The Centers for Disease Control and Prevention late Thursday endorsed booster shots for millions of older and high-risk Americans, opening a major new phase in the U.S vaccination drive against COVID-19.
CDC Director Dr. Rochelle Walensky signed off on a series of recommendations from a panel of advisers hours after the advisers said boosters for the Pfizer-BioNTech COVID-19 vaccine should be offered to people 65 and older, nursing home residents and those ages 50 to 64 who have risky underlying health problems.
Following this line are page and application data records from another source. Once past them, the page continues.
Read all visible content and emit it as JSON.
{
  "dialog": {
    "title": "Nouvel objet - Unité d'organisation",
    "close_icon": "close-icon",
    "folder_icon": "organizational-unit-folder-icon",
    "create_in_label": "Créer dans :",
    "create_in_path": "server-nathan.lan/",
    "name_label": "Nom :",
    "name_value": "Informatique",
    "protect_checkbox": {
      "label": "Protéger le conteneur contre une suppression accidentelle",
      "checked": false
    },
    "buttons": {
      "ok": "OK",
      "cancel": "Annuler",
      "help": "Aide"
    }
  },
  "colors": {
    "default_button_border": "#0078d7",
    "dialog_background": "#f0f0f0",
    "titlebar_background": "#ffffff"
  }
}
The extra dose would be given once they are at least six months past their last Pfizer shot.
But Walensky decided to make one recommendation that the panel had rejected.
The panel on Thursday voted against saying that people can get a booster if they are 18 to 64 years of age, are healthcare workers or have another job that puts them at increased risk of being exposed to the virus.
But Walensky disagreed and put that recommendation back in, noting that such a move aligns with an FDA booster authorization decision earlier this week.
People who have gotten two shots and decide not to get a third will still be considered fully vaccinated, the CDC said.